"They have a good lineup as it is," Melvin said. "They've bolstered their pitching staff, which makes them tough. Not only do they have a strong rotation, they have a deep bullpen. I don't think taking one hitter out of their lineup, albeit one that's produced a lot for them, really changes our feelings about them, nor should it."
Angels manager Mike Scioscia said the issue isn't how it impacts the Rangers on the field.
"I don't think that's neither here nor there," Scioscia said. "The broader picture is just from a standpoint of what baseball is about. This needs to be cleaned up and taken care of. The fact of what happens in a division, happens on a team -- there are a lot of players that maybe miss an opportunity because someone above them is playing at a level they shouldn't because of PEDs. That's as damaging as anything that's going to happen in baseball."
• Lance Berkman, who has been on the disabled list since July 7 with left hip inflammation, had a good day of batting practice on Tuesday, and the Rangers are hoping he'll be ready for a rehabilitation assignment this weekend. Said manager Ron Washington, "It looks like he's getting through the ball better. We'll see how he feels after we finish here. We'll definitely go on how he feels."
• Nick Tepesch, who has been sidelined since July 6 with inflammation in his right elbow, is still limited to long toss on flat ground.
• Alex Gonzalez, who was the Rangers' No. 1 pick in the 2013 First-Year Player Draft, was promoted from Class A Spokane to Myrtle Beach. He was 0-4 with a 4.56 ERA in nine starts at Spokane. But in his last three starts, he allowed one run on seven hits and two walks while striking out nine.
• Two pitchers were promoted from Myrtle Beach to Double-A Frisco: Jerard Eickhoff (7-3, 3.41) and Nick Martinez (10-7, 2.87). Mike Zouzalik was promoted from Class A Spokane to Myrtle Beach. He had a 1.35 ERA and four saves in 14 appearances.
• Lewis Brinson, the Rangers top pick in the 2012 First-Year Player Draft, has been activated off the disabled list at Class A Hickory.
T.R. Sullivan is a reporter for MLB.com.

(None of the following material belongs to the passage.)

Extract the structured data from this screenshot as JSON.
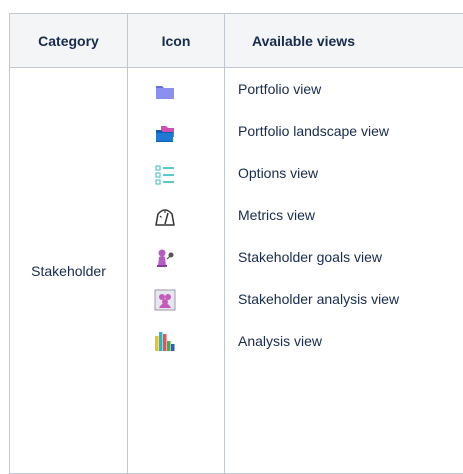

Read his blog, Postcards from Elysian Fields, and follow him on Twitter @Sullivan_Ranger. This story was not subject to the approval of Major League Baseball or its clubs.